	echo $img;

Make sure you add a “not available” image (/images/default_post_image.png) in your theme folder.

Then you will able to use the_default_post_image()

<?php if (have_posts()) : ?>
    <?php while (have_posts()) : the_post(); ?>
    <?php the_default_post_image(); ?>
    <?php endwhile; ?>
<?php endif; ?>

inside your theme (inside your post loop).

An alternative could be get_default_post_image()

<?php if (have_posts()) : ?>
    <?php while (have_posts()) : the_post(); ?>
    <?php echo get_default_post_image(); ?>
    <?php endwhile; ?>
<?php endif; ?>


<?php the_default_post_image( $size, $post_id ); ?>

the_default_post_image will return an HTML image (/images/default_post_image.png when not image is set in the post)

<?php echo get_default_post_image( $size, $post_id ); ?>

get_default_post_image() will return an HTML image as string and  an empty string when not image is set in the post.

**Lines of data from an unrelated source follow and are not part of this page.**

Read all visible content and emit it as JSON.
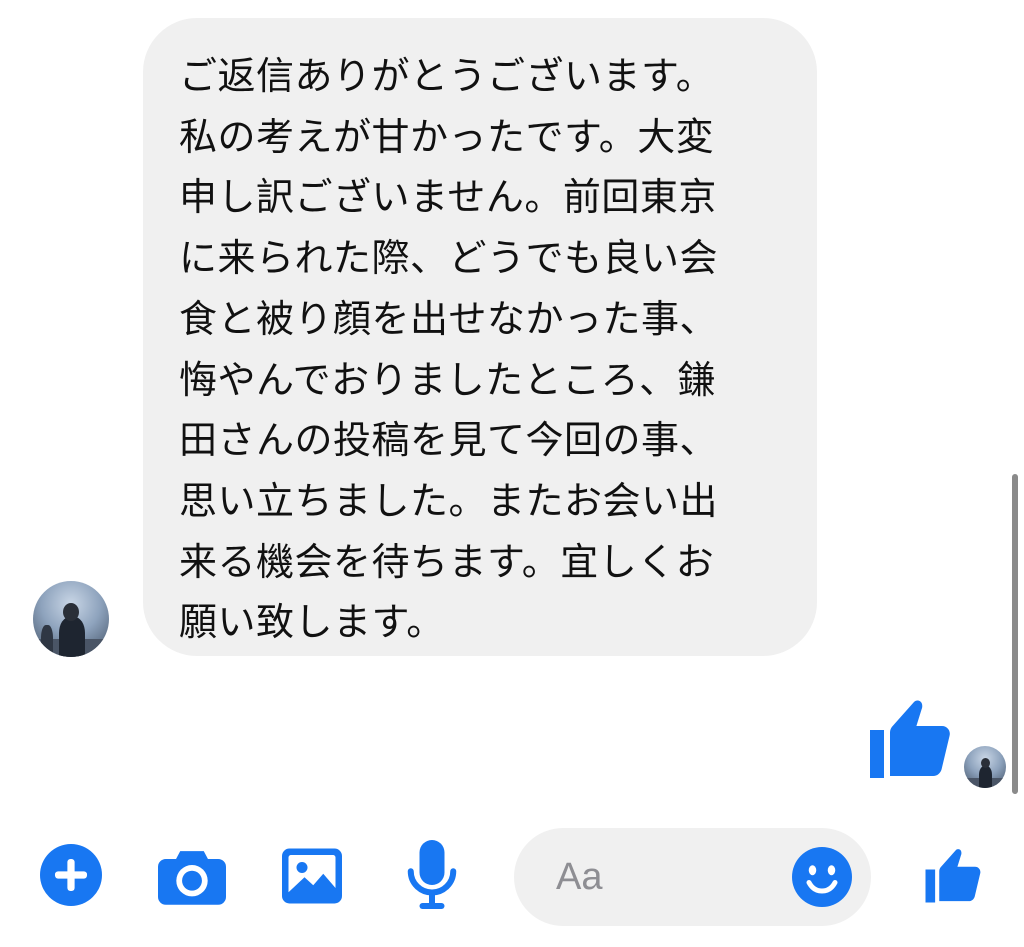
{
  "message": {
    "lines": [
      "ご返信ありがとうございます。",
      "私の考えが甘かったです。大変",
      "申し訳ございません。前回東京",
      "に来られた際、どうでも良い会",
      "食と被り顔を出せなかった事、",
      "悔やんでおりましたところ、鎌",
      "田さんの投稿を見て今回の事、",
      "思い立ちました。またお会い出",
      "来る機会を待ちます。宜しくお",
      "願い致します。"
    ]
  },
  "composer": {
    "placeholder": "Aa",
    "icons": [
      "plus-icon",
      "camera-icon",
      "image-icon",
      "microphone-icon",
      "emoji-icon",
      "thumbs-up-icon"
    ]
  },
  "colors": {
    "accent": "#1877f2",
    "bubble": "#f0f0f0",
    "text": "#111111",
    "placeholder": "#8e8e93"
  }
}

(string/array) (Optional) Either a string keyword (thumbnail, medium, large or full) or a 2-item array representing width and height in pixels, e.g. array(32,32).
Default: ‘thumbnail’

(integer) (Optional) Post ID.
Default: Post ID